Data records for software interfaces
________
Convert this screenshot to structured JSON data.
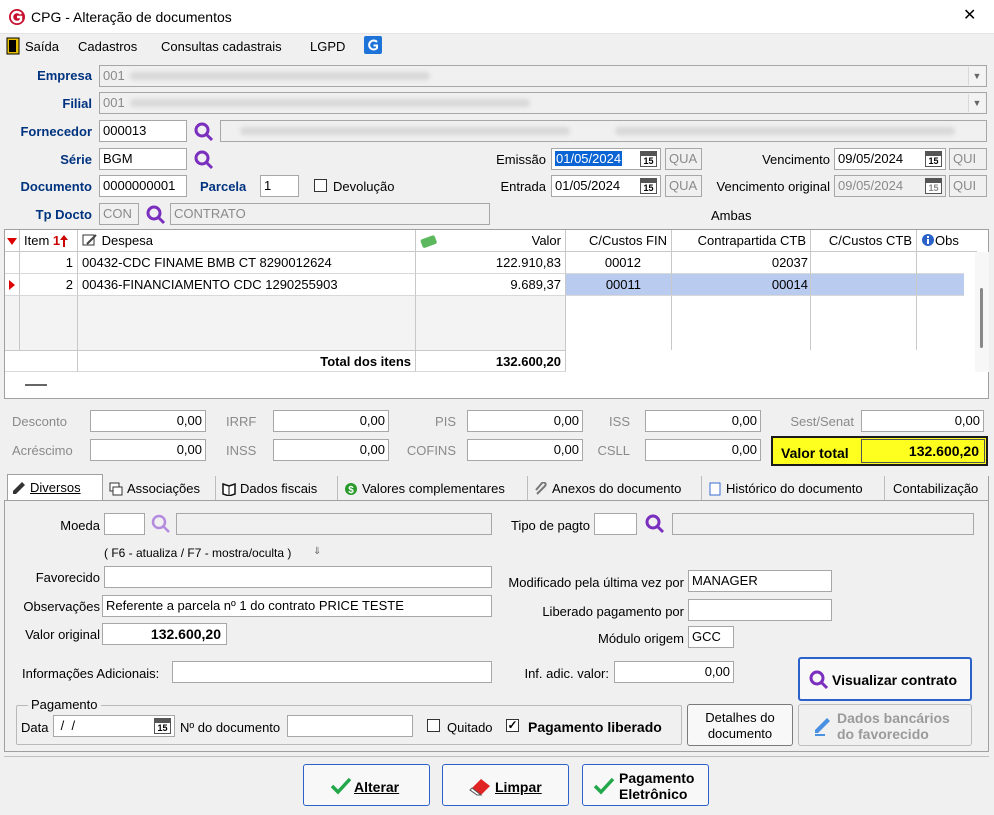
{
  "window": {
    "title": "CPG - Alteração de documentos",
    "close_glyph": "✕"
  },
  "menu": {
    "items": [
      "Saída",
      "Cadastros",
      "Consultas cadastrais",
      "LGPD"
    ]
  },
  "header": {
    "empresa_label": "Empresa",
    "empresa_code": "001",
    "filial_label": "Filial",
    "filial_code": "001",
    "fornecedor_label": "Fornecedor",
    "fornecedor_code": "000013",
    "serie_label": "Série",
    "serie_value": "BGM",
    "documento_label": "Documento",
    "documento_value": "0000000001",
    "parcela_label": "Parcela",
    "parcela_value": "1",
    "devolucao_label": "Devolução",
    "tpdocto_label": "Tp Docto",
    "tpdocto_code": "CON",
    "tpdocto_desc": "CONTRATO",
    "emissao_label": "Emissão",
    "emissao_value": "01/05/2024",
    "emissao_day": "QUA",
    "entrada_label": "Entrada",
    "entrada_value": "01/05/2024",
    "entrada_day": "QUA",
    "vencimento_label": "Vencimento",
    "vencimento_value": "09/05/2024",
    "vencimento_day": "QUI",
    "venc_original_label": "Vencimento original",
    "venc_original_value": "09/05/2024",
    "venc_original_day": "QUI",
    "ambas_label": "Ambas",
    "cal_glyph": "15"
  },
  "grid": {
    "headers": {
      "item": "Item",
      "item_sort": "1",
      "despesa": "Despesa",
      "valor": "Valor",
      "ccfin": "C/Custos FIN",
      "contra": "Contrapartida CTB",
      "ccctb": "C/Custos CTB",
      "obs": "Obs"
    },
    "rows": [
      {
        "item": "1",
        "despesa": "00432-CDC FINAME BMB CT 8290012624",
        "valor": "122.910,83",
        "ccfin": "00012",
        "contra": "02037"
      },
      {
        "item": "2",
        "despesa": "00436-FINANCIAMENTO CDC 1290255903",
        "valor": "9.689,37",
        "ccfin": "00011",
        "contra": "00014"
      }
    ],
    "total_label": "Total dos itens",
    "total_value": "132.600,20"
  },
  "taxes": {
    "desconto_label": "Desconto",
    "desconto": "0,00",
    "acrescimo_label": "Acréscimo",
    "acrescimo": "0,00",
    "irrf_label": "IRRF",
    "irrf": "0,00",
    "inss_label": "INSS",
    "inss": "0,00",
    "pis_label": "PIS",
    "pis": "0,00",
    "cofins_label": "COFINS",
    "cofins": "0,00",
    "iss_label": "ISS",
    "iss": "0,00",
    "csll_label": "CSLL",
    "csll": "0,00",
    "sest_label": "Sest/Senat",
    "sest": "0,00",
    "valor_total_label": "Valor total",
    "valor_total": "132.600,20"
  },
  "tabs": [
    "Diversos",
    "Associações",
    "Dados fiscais",
    "Valores complementares",
    "Anexos do documento",
    "Histórico do documento",
    "Contabilização"
  ],
  "diversos": {
    "moeda_label": "Moeda",
    "hint": "( F6 - atualiza / F7 - mostra/oculta )",
    "tipo_pagto_label": "Tipo de pagto",
    "favorecido_label": "Favorecido",
    "observacoes_label": "Observações",
    "observacoes_value": "Referente a parcela nº 1 do contrato PRICE TESTE",
    "valor_original_label": "Valor original",
    "valor_original_value": "132.600,20",
    "modificado_label": "Modificado pela última vez por",
    "modificado_value": "MANAGER",
    "liberado_label": "Liberado pagamento por",
    "modulo_label": "Módulo origem",
    "modulo_value": "GCC",
    "info_adic_label": "Informações Adicionais:",
    "inf_adic_valor_label": "Inf. adic. valor:",
    "inf_adic_valor_value": "0,00",
    "visualizar_btn": "Visualizar contrato",
    "pagamento_group": "Pagamento",
    "data_label": "Data",
    "data_value": " /  /",
    "ndoc_label": "Nº do documento",
    "quitado_label": "Quitado",
    "pag_liberado_label": "Pagamento liberado",
    "detalhes_btn_1": "Detalhes do",
    "detalhes_btn_2": "documento",
    "dados_banc_1": "Dados bancários",
    "dados_banc_2": "do favorecido"
  },
  "footer": {
    "alterar": "Alterar",
    "limpar": "Limpar",
    "pag_eletronico_1": "Pagamento",
    "pag_eletronico_2": "Eletrônico"
  }
}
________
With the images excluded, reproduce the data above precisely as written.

Convert this screenshot to structured JSON data.
{
  "window": {
    "title": "CPG - Alteração de documentos",
    "close_glyph": "✕"
  },
  "menu": {
    "items": [
      "Saída",
      "Cadastros",
      "Consultas cadastrais",
      "LGPD"
    ]
  },
  "header": {
    "empresa_label": "Empresa",
    "empresa_code": "001",
    "filial_label": "Filial",
    "filial_code": "001",
    "fornecedor_label": "Fornecedor",
    "fornecedor_code": "000013",
    "serie_label": "Série",
    "serie_value": "BGM",
    "documento_label": "Documento",
    "documento_value": "0000000001",
    "parcela_label": "Parcela",
    "parcela_value": "1",
    "devolucao_label": "Devolução",
    "tpdocto_label": "Tp Docto",
    "tpdocto_code": "CON",
    "tpdocto_desc": "CONTRATO",
    "emissao_label": "Emissão",
    "emissao_value": "01/05/2024",
    "emissao_day": "QUA",
    "entrada_label": "Entrada",
    "entrada_value": "01/05/2024",
    "entrada_day": "QUA",
    "vencimento_label": "Vencimento",
    "vencimento_value": "09/05/2024",
    "vencimento_day": "QUI",
    "venc_original_label": "Vencimento original",
    "venc_original_value": "09/05/2024",
    "venc_original_day": "QUI",
    "ambas_label": "Ambas",
    "cal_glyph": "15"
  },
  "grid": {
    "headers": {
      "item": "Item",
      "item_sort": "1",
      "despesa": "Despesa",
      "valor": "Valor",
      "ccfin": "C/Custos FIN",
      "contra": "Contrapartida CTB",
      "ccctb": "C/Custos CTB",
      "obs": "Obs"
    },
    "rows": [
      {
        "item": "1",
        "despesa": "00432-CDC FINAME BMB CT 8290012624",
        "valor": "122.910,83",
        "ccfin": "00012",
        "contra": "02037"
      },
      {
        "item": "2",
        "despesa": "00436-FINANCIAMENTO CDC 1290255903",
        "valor": "9.689,37",
        "ccfin": "00011",
        "contra": "00014"
      }
    ],
    "total_label": "Total dos itens",
    "total_value": "132.600,20"
  },
  "taxes": {
    "desconto_label": "Desconto",
    "desconto": "0,00",
    "acrescimo_label": "Acréscimo",
    "acrescimo": "0,00",
    "irrf_label": "IRRF",
    "irrf": "0,00",
    "inss_label": "INSS",
    "inss": "0,00",
    "pis_label": "PIS",
    "pis": "0,00",
    "cofins_label": "COFINS",
    "cofins": "0,00",
    "iss_label": "ISS",
    "iss": "0,00",
    "csll_label": "CSLL",
    "csll": "0,00",
    "sest_label": "Sest/Senat",
    "sest": "0,00",
    "valor_total_label": "Valor total",
    "valor_total": "132.600,20"
  },
  "tabs": [
    "Diversos",
    "Associações",
    "Dados fiscais",
    "Valores complementares",
    "Anexos do documento",
    "Histórico do documento",
    "Contabilização"
  ],
  "diversos": {
    "moeda_label": "Moeda",
    "hint": "( F6 - atualiza / F7 - mostra/oculta )",
    "tipo_pagto_label": "Tipo de pagto",
    "favorecido_label": "Favorecido",
    "observacoes_label": "Observações",
    "observacoes_value": "Referente a parcela nº 1 do contrato PRICE TESTE",
    "valor_original_label": "Valor original",
    "valor_original_value": "132.600,20",
    "modificado_label": "Modificado pela última vez por",
    "modificado_value": "MANAGER",
    "liberado_label": "Liberado pagamento por",
    "modulo_label": "Módulo origem",
    "modulo_value": "GCC",
    "info_adic_label": "Informações Adicionais:",
    "inf_adic_valor_label": "Inf. adic. valor:",
    "inf_adic_valor_value": "0,00",
    "visualizar_btn": "Visualizar contrato",
    "pagamento_group": "Pagamento",
    "data_label": "Data",
    "data_value": " /  /",
    "ndoc_label": "Nº do documento",
    "quitado_label": "Quitado",
    "pag_liberado_label": "Pagamento liberado",
    "detalhes_btn_1": "Detalhes do",
    "detalhes_btn_2": "documento",
    "dados_banc_1": "Dados bancários",
    "dados_banc_2": "do favorecido"
  },
  "footer": {
    "alterar": "Alterar",
    "limpar": "Limpar",
    "pag_eletronico_1": "Pagamento",
    "pag_eletronico_2": "Eletrônico"
  }
}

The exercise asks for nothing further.